The Hatewatch blog is managed by the staff of the Intelligence Project of the Southern Poverty Law Center, an Alabama-based civil rights organization.

Target of Neo-Nazi Threatmaker Bill White Tells of Fear

By Sonia Scherr on December 10, 2009 - 6:56 pm, Posted in Neo-Nazi, Trial Updates

ROANOKE, Va. — A Citibank employee told jurors this afternoon that she couldn’t concentrate at work but was too frightened to go home after receiving an E-mail with her personal information from white supremacist Bill White.

“I was very scared, not only for myself but for my family,” said Jennifer Petsche, who works in Citibank’s Kansas City, Missouri, office.

Petsche testified on behalf of the government, which began presenting evidence today in White’s trial. White, who created and led the neo-Nazi American National Socialist Workers Party until his arrest, is charged with threatening various people with whom he disagreed. White’s defense maintains that his communications were protected speech under the First Amendment.

The E-mail Petsche received in March 2007 contained her home address, phone number and prior addresses, including that of her parents. “I understand you think you’re very tough and you think that by dragging this process out you have created me a lot of misery; that is an incorrect assessment, but I must admit I have run out of patience with you and your smug attitude,” White wrote. “I hope the fact that I’ve obviously paid someone to find you conveys the seriousness with which I take your current attitude.”

The E-mail stemmed from a credit card dispute between White and Citibank; the dispute had already been resolved, but White wanted written notification that Citibank had asked credit bureaus to remove negative information from his credit report.
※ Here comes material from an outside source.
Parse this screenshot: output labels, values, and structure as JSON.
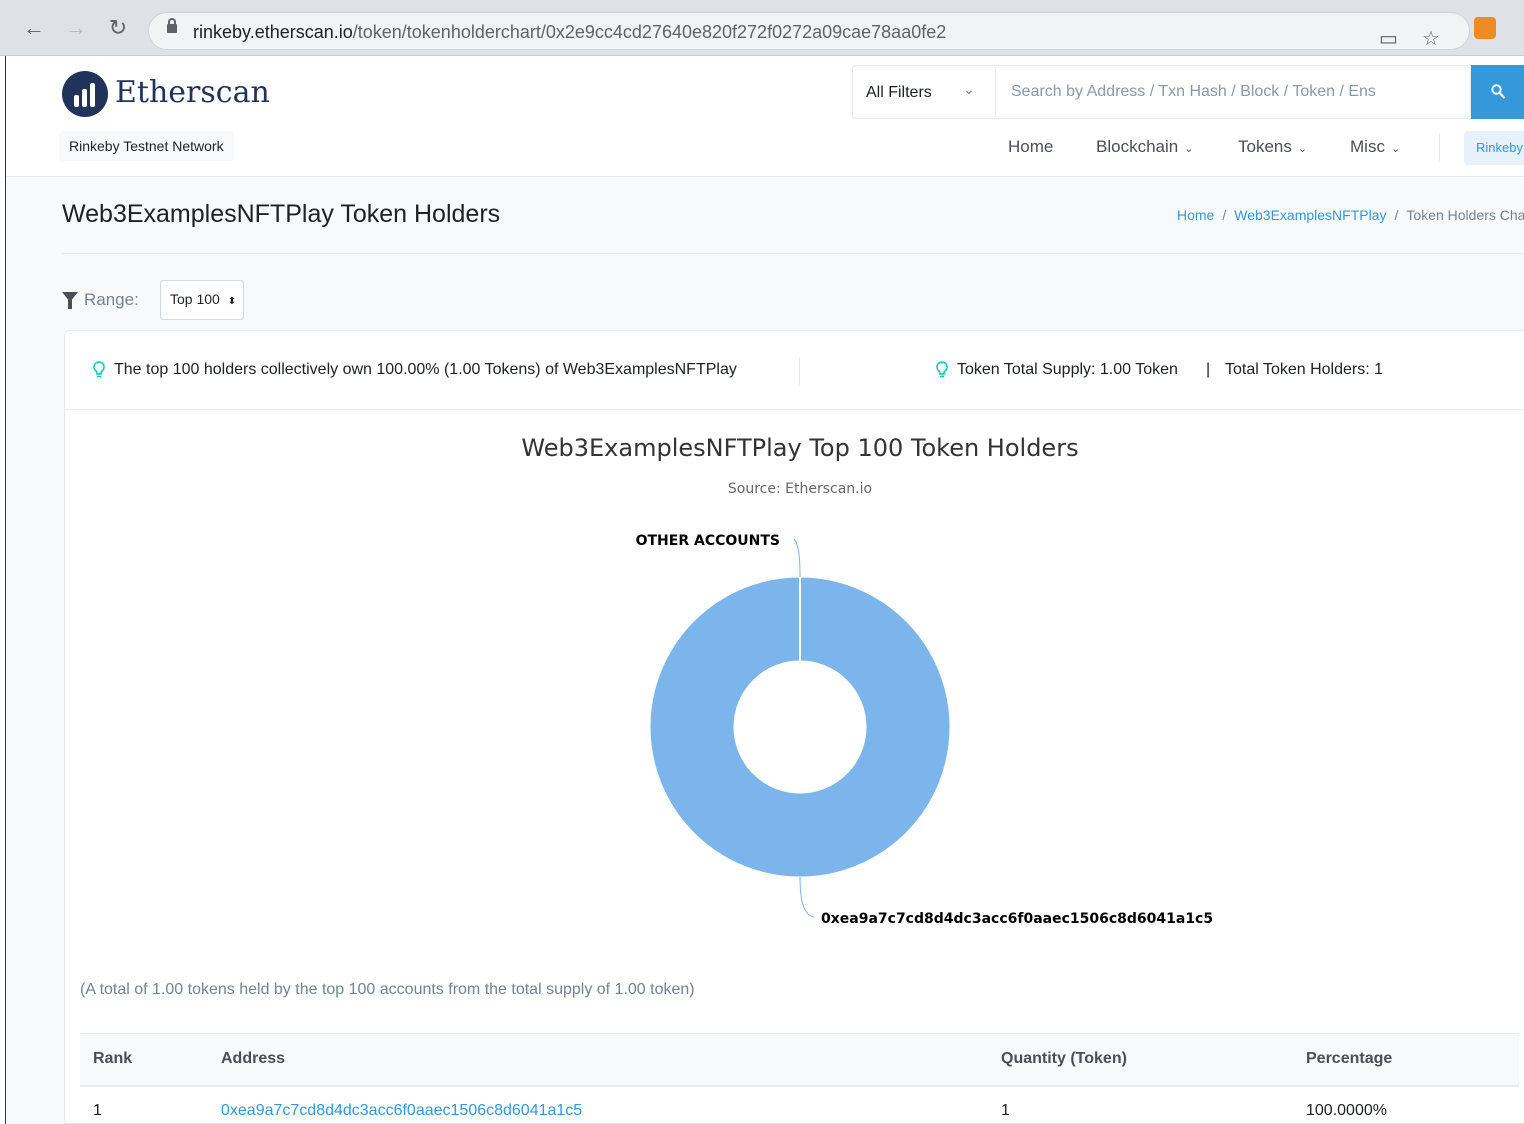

On March 21, he called Citibank some 50 times in an attempt to reach Petsche, according to a Citibank investigator who testified today. However, Petsche had nothing to do with the settlement agreement between White and Citibank and in fact had never had any contact with White. White eventually left a message on Petsche’s work voice mail saying he wanted to talk to her. Petsche followed up with a colleague but was told that another office would handle the matter and that she shouldn’t respond. As she was cooking dinner at home on March 22, White left a message on Petsche’s answering machine saying he had sent her an E-mail. “I was astonished,” Petsche said. “I was so surprised. In my 14 years at Citibank, I had never had a card member call me at home.”

She was sufficiently alarmed to report the call to the night supervisor at Citibank. That night, she slept poorly and wondered what was in the E-mail. When she arrived at work around 7:30 the next morning, the E-mail from White was in her inbox. In addition to her personal information, the E-mail included a comparison between Petsche and Joan Lefkow, the Chicago judge whose husband and mother were murdered in 2005. “Lord knows that drawing too much publicity and making people upset is what did in Joan Lefkow,” he wrote.

Two co-workers testified that Petsche became extremely distressed. “She was very, very emotional,” said Rachel Dixon, her supervisor. “She cried. As her manager, that was very upsetting, because that’s just not the type of person Jennifer is.”

Petsche, who’s married with an infant son, said she was nervous about testifying at White’s trial. “I have spent the last almost three years now in fear of repercussions from Mr. White and his followers,” she said.

Ray Ferris, one of White’s lawyers, suggested during cross-examination that White could have been referring in his E-mail to someone else whom he mistakenly thought was Petsche. He also characterized White’s first voice message for Petsche as a “polite” attempt to make contact.

The government will continue presenting its case tomorrow.